(Supplied data)

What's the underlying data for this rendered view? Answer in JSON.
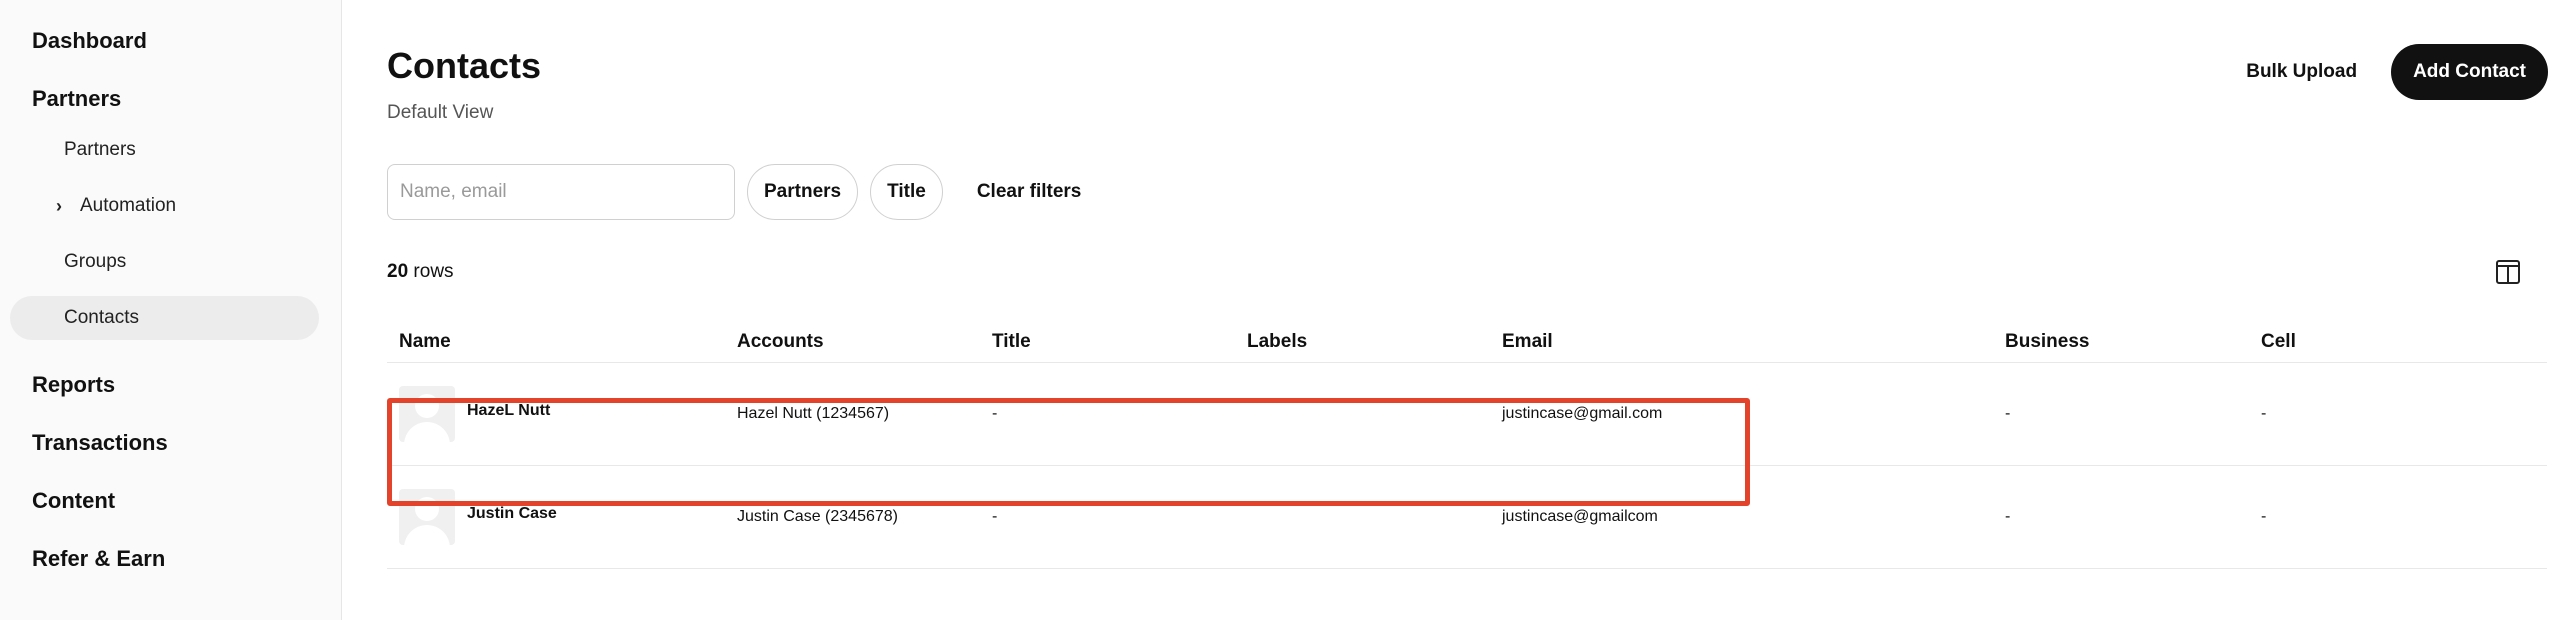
{
  "sidebar": {
    "dashboard": "Dashboard",
    "partners_section": "Partners",
    "items": [
      {
        "label": "Partners"
      },
      {
        "label": "Automation",
        "has_chevron": true
      },
      {
        "label": "Groups"
      },
      {
        "label": "Contacts",
        "active": true
      }
    ],
    "reports": "Reports",
    "transactions": "Transactions",
    "content": "Content",
    "refer": "Refer & Earn"
  },
  "header": {
    "title": "Contacts",
    "subtitle": "Default View",
    "bulk_upload": "Bulk Upload",
    "add_contact": "Add Contact"
  },
  "filters": {
    "search_placeholder": "Name, email",
    "search_value": "",
    "chips": [
      "Partners",
      "Title"
    ],
    "clear": "Clear filters"
  },
  "rows_info": {
    "count": "20",
    "label": "rows"
  },
  "table": {
    "columns": [
      "Name",
      "Accounts",
      "Title",
      "Labels",
      "Email",
      "Business",
      "Cell"
    ],
    "rows": [
      {
        "name": "HazeL Nutt",
        "accounts": "Hazel Nutt (1234567)",
        "title": "-",
        "labels": "",
        "email": "justincase@gmail.com",
        "business": "-",
        "cell": "-"
      },
      {
        "name": "Justin Case",
        "accounts": "Justin Case (2345678)",
        "title": "-",
        "labels": "",
        "email": "justincase@gmailcom",
        "business": "-",
        "cell": "-"
      }
    ]
  },
  "icons": {
    "columns_toggle": "columns-icon",
    "chevron": "chevron-right-icon",
    "avatar": "avatar-placeholder-icon"
  },
  "colors": {
    "accent": "#111111",
    "highlight": "#e2432a",
    "active_nav": "#ececec"
  }
}
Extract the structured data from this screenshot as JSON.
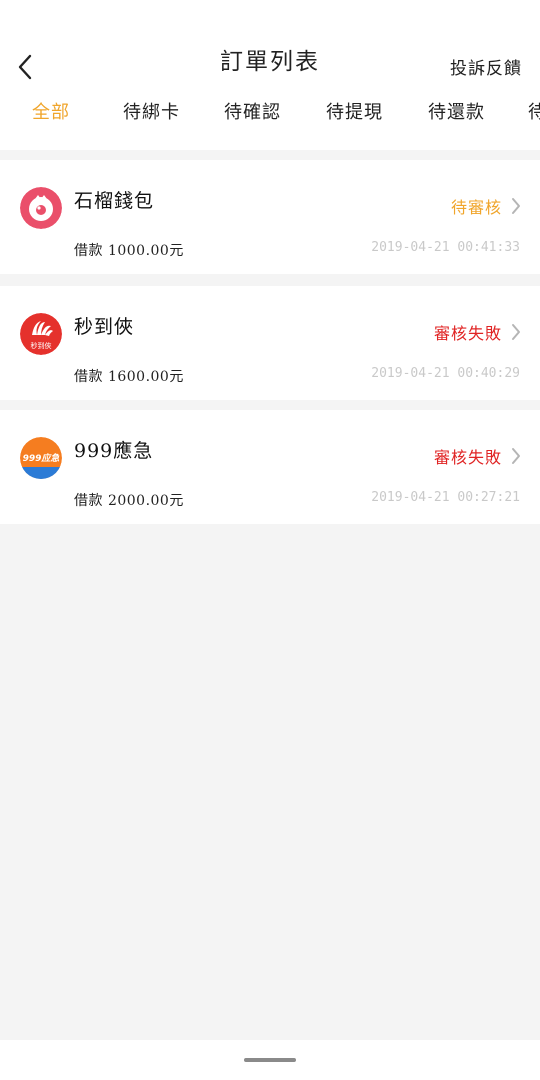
{
  "header": {
    "title": "訂單列表",
    "feedback": "投訴反饋"
  },
  "tabs": [
    "全部",
    "待綁卡",
    "待確認",
    "待提現",
    "待還款",
    "待"
  ],
  "colors": {
    "accent": "#f0a52b",
    "fail": "#e02424",
    "pending": "#f0a52b"
  },
  "orders": [
    {
      "name": "石榴錢包",
      "amount": "借款 1000.00元",
      "status": "待審核",
      "time": "2019-04-21 00:41:33",
      "logo_icon": "pomegranate-icon"
    },
    {
      "name": "秒到俠",
      "amount": "借款 1600.00元",
      "status": "審核失敗",
      "time": "2019-04-21 00:40:29",
      "logo_icon": "miaodaoxia-logo-icon",
      "logo_text": "秒到俠"
    },
    {
      "name": "999應急",
      "amount": "借款 2000.00元",
      "status": "審核失敗",
      "time": "2019-04-21 00:27:21",
      "logo_icon": "999-emergency-logo-icon",
      "logo_text": "999应急"
    }
  ]
}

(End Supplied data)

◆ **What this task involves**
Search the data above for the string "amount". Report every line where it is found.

◆ **Answer space**
      "amount": "借款 1000.00元",
      "amount": "借款 1600.00元",
      "amount": "借款 2000.00元",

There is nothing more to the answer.